┌──
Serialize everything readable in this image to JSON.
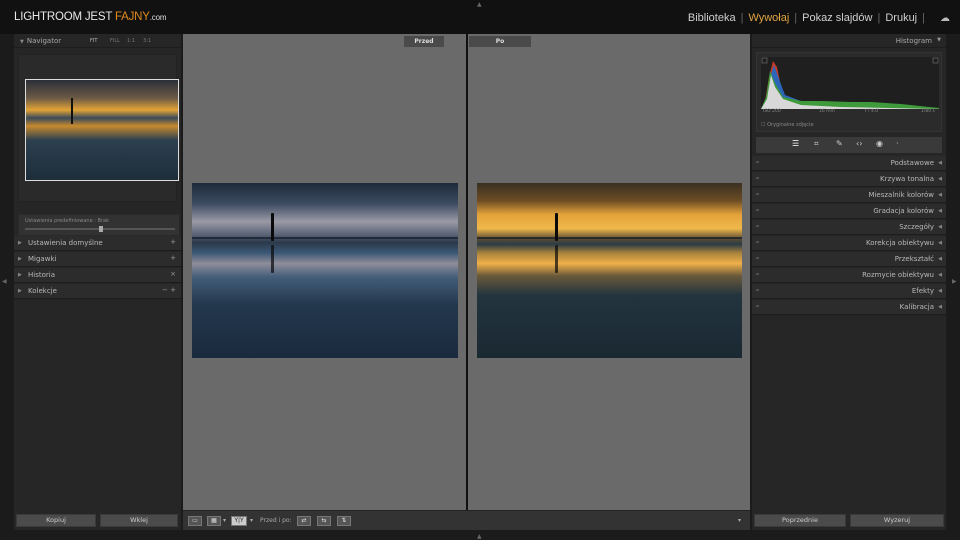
{
  "app": {
    "logo_main": "LIGHTROOM JEST ",
    "logo_highlight": "FAJNY",
    "logo_domain": ".com"
  },
  "modules": [
    "Biblioteka",
    "Wywołaj",
    "Pokaz slajdów",
    "Drukuj"
  ],
  "active_module": "Wywołaj",
  "left_panel": {
    "navigator_title": "Navigator",
    "navigator_zoom": "FIT",
    "navigator_options": [
      "FILL",
      "1:1",
      "3:1"
    ],
    "slider_label": "Ustawienia predefiniowane",
    "slider_value": "Brak",
    "sections": [
      {
        "label": "Ustawienia domyślne",
        "control": "+"
      },
      {
        "label": "Migawki",
        "control": "+"
      },
      {
        "label": "Historia",
        "control": "×"
      },
      {
        "label": "Kolekcje",
        "control": "− +"
      }
    ],
    "buttons": {
      "copy": "Kopiuj",
      "paste": "Wklej"
    }
  },
  "center": {
    "before_label": "Przed",
    "after_label": "Po",
    "toolbar_label": "Przed i po:",
    "toolbar_view": "Y|Y"
  },
  "right_panel": {
    "histogram_title": "Histogram",
    "histogram_stats": [
      "ISO 200",
      "16 mm",
      "f / 4.0",
      "1/80 s"
    ],
    "histogram_check": "Oryginalne zdjęcie",
    "sections": [
      "Podstawowe",
      "Krzywa tonalna",
      "Mieszalnik kolorów",
      "Gradacja kolorów",
      "Szczegóły",
      "Korekcja obiektywu",
      "Przekształć",
      "Rozmycie obiektywu",
      "Efekty",
      "Kalibracja"
    ],
    "buttons": {
      "previous": "Poprzednie",
      "reset": "Wyzeruj"
    }
  },
  "colors": {
    "accent": "#e0a342",
    "logo_highlight": "#e08a1e"
  }
}
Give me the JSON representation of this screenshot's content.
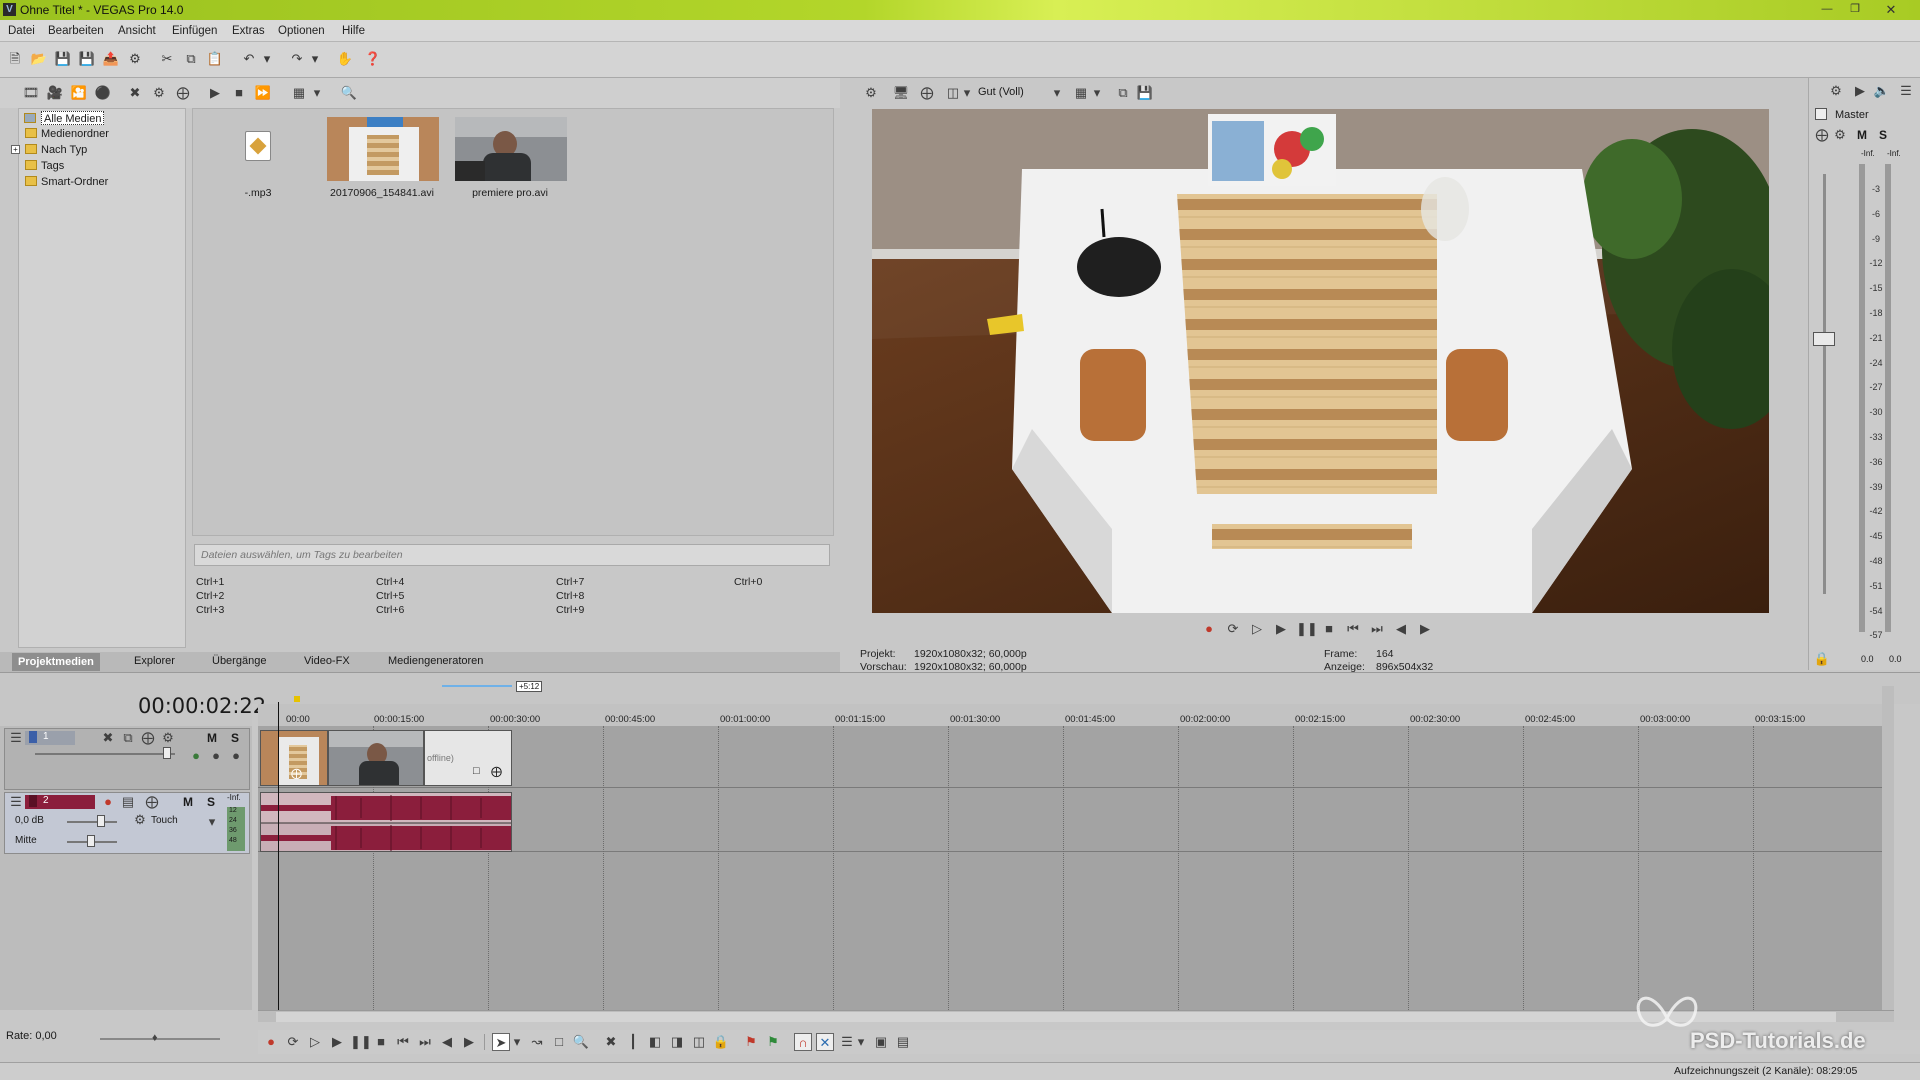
{
  "window": {
    "title": "Ohne Titel * - VEGAS Pro 14.0",
    "logo_letter": "V"
  },
  "menu": [
    "Datei",
    "Bearbeiten",
    "Ansicht",
    "Einfügen",
    "Extras",
    "Optionen",
    "Hilfe"
  ],
  "media": {
    "tree": [
      {
        "label": "Alle Medien",
        "selected": true
      },
      {
        "label": "Medienordner"
      },
      {
        "label": "Nach Typ"
      },
      {
        "label": "Tags"
      },
      {
        "label": "Smart-Ordner"
      }
    ],
    "items": [
      {
        "label": "-.mp3"
      },
      {
        "label": "20170906_154841.avi"
      },
      {
        "label": "premiere pro.avi"
      }
    ],
    "tags_placeholder": "Dateien auswählen, um Tags zu bearbeiten",
    "shortcuts": [
      "Ctrl+1",
      "Ctrl+2",
      "Ctrl+3",
      "Ctrl+4",
      "Ctrl+5",
      "Ctrl+6",
      "Ctrl+7",
      "Ctrl+8",
      "Ctrl+9",
      "Ctrl+0"
    ]
  },
  "tabs": [
    "Projektmedien",
    "Explorer",
    "Übergänge",
    "Video-FX",
    "Mediengeneratoren"
  ],
  "preview": {
    "quality": "Gut (Voll)",
    "projekt_label": "Projekt:",
    "projekt_value": "1920x1080x32; 60,000p",
    "vorschau_label": "Vorschau:",
    "vorschau_value": "1920x1080x32; 60,000p",
    "frame_label": "Frame:",
    "frame_value": "164",
    "anzeige_label": "Anzeige:",
    "anzeige_value": "896x504x32"
  },
  "master": {
    "label": "Master",
    "m": "M",
    "s": "S",
    "inf_left": "-Inf.",
    "inf_right": "-Inf.",
    "db_marks": [
      "3",
      "6",
      "9",
      "12",
      "15",
      "18",
      "21",
      "24",
      "27",
      "30",
      "33",
      "36",
      "39",
      "42",
      "45",
      "48",
      "51",
      "54",
      "57"
    ],
    "bottom_left": "0.0",
    "bottom_right": "0.0"
  },
  "timeline": {
    "timecode": "00:00:02:22",
    "loop_badge": "+5:12",
    "ruler": [
      "00:00",
      "00:00:15:00",
      "00:00:30:00",
      "00:00:45:00",
      "00:01:00:00",
      "00:01:15:00",
      "00:01:30:00",
      "00:01:45:00",
      "00:02:00:00",
      "00:02:15:00",
      "00:02:30:00",
      "00:02:45:00",
      "00:03:00:00",
      "00:03:15:00"
    ],
    "video_track": {
      "number": "1",
      "m": "M",
      "s": "S"
    },
    "audio_track": {
      "number": "2",
      "m": "M",
      "s": "S",
      "volume": "0,0 dB",
      "pan": "Mitte",
      "mode": "Touch",
      "inf": "-Inf.",
      "meter": [
        "12",
        "24",
        "36",
        "48"
      ]
    },
    "offline_label": "offline)",
    "rate": "Rate: 0,00"
  },
  "status": {
    "text": "Aufzeichnungszeit (2 Kanäle): 08:29:05"
  },
  "watermark": "PSD-Tutorials.de",
  "colors": {
    "title_green": "#9bc21f",
    "audio_wave": "#8b1e3c",
    "audio_head": "#8b1e3c"
  }
}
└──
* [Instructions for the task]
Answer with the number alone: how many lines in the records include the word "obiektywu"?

* [Solution below]
2